On one hand, Maupassant writes that beauty was the way women could advance their place in society. It was a time of peace and technological innovation electricity, for example. Her husband works evenings and takes on side jobs bookkeeping and copying. Mathilde—now Madame Loisel—had always felt like she should have been upper class, and is unhappy in her married life: she hates their home, their food, and her lack of fine clothing and jewelry. They find a jeweler with a replacement and negotiates to pay thirty six thousand francs. Forestier makes those sacrifices meaningless.
She envies her friend Jeanne who has a large house and lots of jewelry. Had she been more honest about losing it in the first place, she and her husband wo … ld not have had to ruin their lives and perhaps health to replace it. Loisel bitter about her inability to improve her social class, but the Loisels also value different things, with those values mapping along gender lines. She fed her pride for one night but paid for it over the next 10 years of hardship, which destroyed her beauty. Mathilde feels the burden of her poverty intensely. If she had detected the substitution, what would she have thought? As they are leaving the party, M.
The twist ending also exposes the deceptiveness of appearances and the dangers of attributing too much power to material possessions, since their value may be illusory. The next ten years Mathilde's life changes dramatically. He would borrow the rest. She went up to her. With hair half combed, with skirts awry, and reddened hands, she talked loudly as she washed the floor with great swishes of water.
It is kind of vague exactly how the property was lost- maybe she was drunk and left it down carelessly- well a comment on vanity and pride run amuck- but I doubt it could happen in real life for the above reasons. The couple places a notice with the police department and, at the suggestion of her husband, Madame Loisel writes a note to her friend saying the clasp of the necklace has broken and they are having it repaired. It is known for its Ironic ending , which was a hallmark of de Maupassant's style. But they could not find it. Preparing for a party, Mathilde borrows a necklace from a rich friend, only to lose the jewelry that night. She also does work on the side while her husband works multiple jobs to pay back all the money they borrowed.
It was Madame Forestier, still young, still beautiful, still charming. Is Mathilde a dynamic or static character? The clearest example of this style comes in the final third of the story, when he describes the poor, working lives of the Loisels. He implores her to visit Madame Forestier and borrow something from her. The short story's theme involves the pitfalls of pride. By contrasting the appearances of Mathilde and Mme. Loisel that she felt it on her after leaving the ball, so it must be in the road somewhere. Madame Loisel looked old now.
Everything in the house is by the help of advanced machinery. Loisel's flaws comes when the couple has just gotten home from the party: Mme. He hopes that Mathilde will be thrilled with the chance to attend an event of this sort, but she is instantly angry and begins to cry. The couple does not have much money left, so her husband suggests that she should buy flowers to wear with it. The story was first published on 17 February 1884 in the French newspaper. She had a rich friend, a former schoolmate at the convent, whom she no longer wanted to visit because she suffered so much when she came home.

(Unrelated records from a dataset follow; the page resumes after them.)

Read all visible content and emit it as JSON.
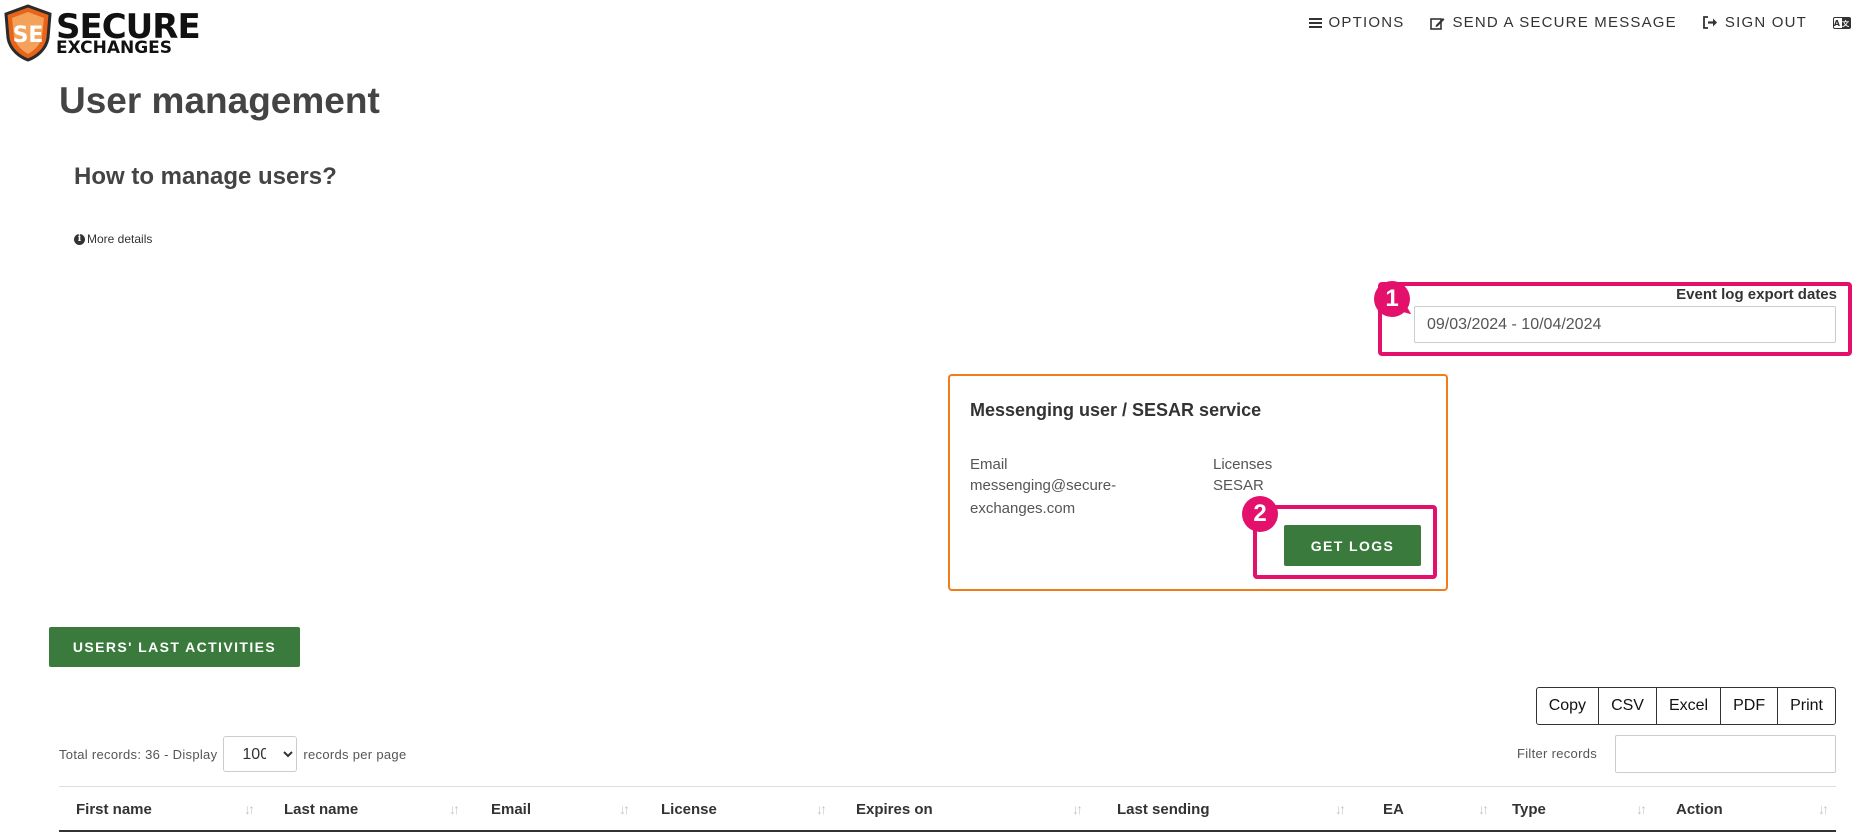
{
  "header": {
    "logo_line1": "SECURE",
    "logo_line2": "EXCHANGES",
    "nav": {
      "options": "OPTIONS",
      "send_message": "SEND A SECURE MESSAGE",
      "sign_out": "SIGN OUT"
    },
    "language_icon": "translate-icon"
  },
  "page": {
    "title": "User management",
    "help_title": "How to manage users?",
    "more_details": "More details"
  },
  "event_log": {
    "label": "Event log export dates",
    "date_range": "09/03/2024 - 10/04/2024",
    "badge": "1"
  },
  "service_card": {
    "title": "Messenging user / SESAR service",
    "email_label": "Email",
    "email_value_line1": "messenging@secure-",
    "email_value_line2": "exchanges.com",
    "licenses_label": "Licenses",
    "licenses_value": "SESAR",
    "get_logs": "GET LOGS",
    "badge": "2"
  },
  "activities_button": "USERS' LAST ACTIVITIES",
  "export_buttons": [
    "Copy",
    "CSV",
    "Excel",
    "PDF",
    "Print"
  ],
  "records": {
    "prefix": "Total records: 36 - Display",
    "page_size": "100",
    "page_size_options": [
      "100"
    ],
    "suffix": "records per page",
    "filter_label": "Filter records"
  },
  "table": {
    "columns": [
      "First name",
      "Last name",
      "Email",
      "License",
      "Expires on",
      "Last sending",
      "EA",
      "Type",
      "Action"
    ]
  },
  "colors": {
    "accent_green": "#3a7b3d",
    "highlight_pink": "#e3106c",
    "card_border_orange": "#f07d1a",
    "logo_orange": "#e8641b"
  }
}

The main character in this story, Mathilde Loisel, wanted so badly to be rich that she ended up losing everything she had. She visits her friend and chooses a diamond necklace from her collection. Pride also prevented her friend from acknowledging initially that the necklace was a fake, which would have prevented Mathilde's downfall. At first he suggests she wears flowers, however, realizing that she is not pleased he later suggests she asks her wealthy friend. All the years labor turns Mathilde old and no longer beautiful. In a sudden burst of emotion, Madame Loisel reveals her entire story of losing the necklace, replacing it, and working off the cost of the replacement ever since. By contrasting the appearances of Mathilde and Mme.
They could have it for thirty-six thousand. After a week with no news, M. When she requests this amount, her husband pales, thinking of the hunting gun for which he has been saving that exact amount; nonetheless, he agrees. Mathilde, however, longs to be rich. And he was remembering that he had to be back at his office at ten o'clock.
Sitting at home, a hardened, old woman, Madame Loisel thinks back on how her life might have been, had she not lost the necklace. Writing Themes About Literature 7th ed. The nursery has the walls and floors finished with crystalline. Forestier a visit in order to borrow some jewelry. With no money for a dowry, she is married to , a clerk from the Board of Education.
And he did borrow, asking for a thousand francs from one man, five hundred from another, five louis here, three louis there. Finally, they head home in the wee hours of the morning. When they arrive home, Mathilde realizes that the necklace is missing. In a panic, Monsieur Loisel goes outside and retraces their steps. Her husband, after being chastised for suggesting she wear flowers in her hair instead, suggests that she ask to borrow some jewels from her rich friend, Mme.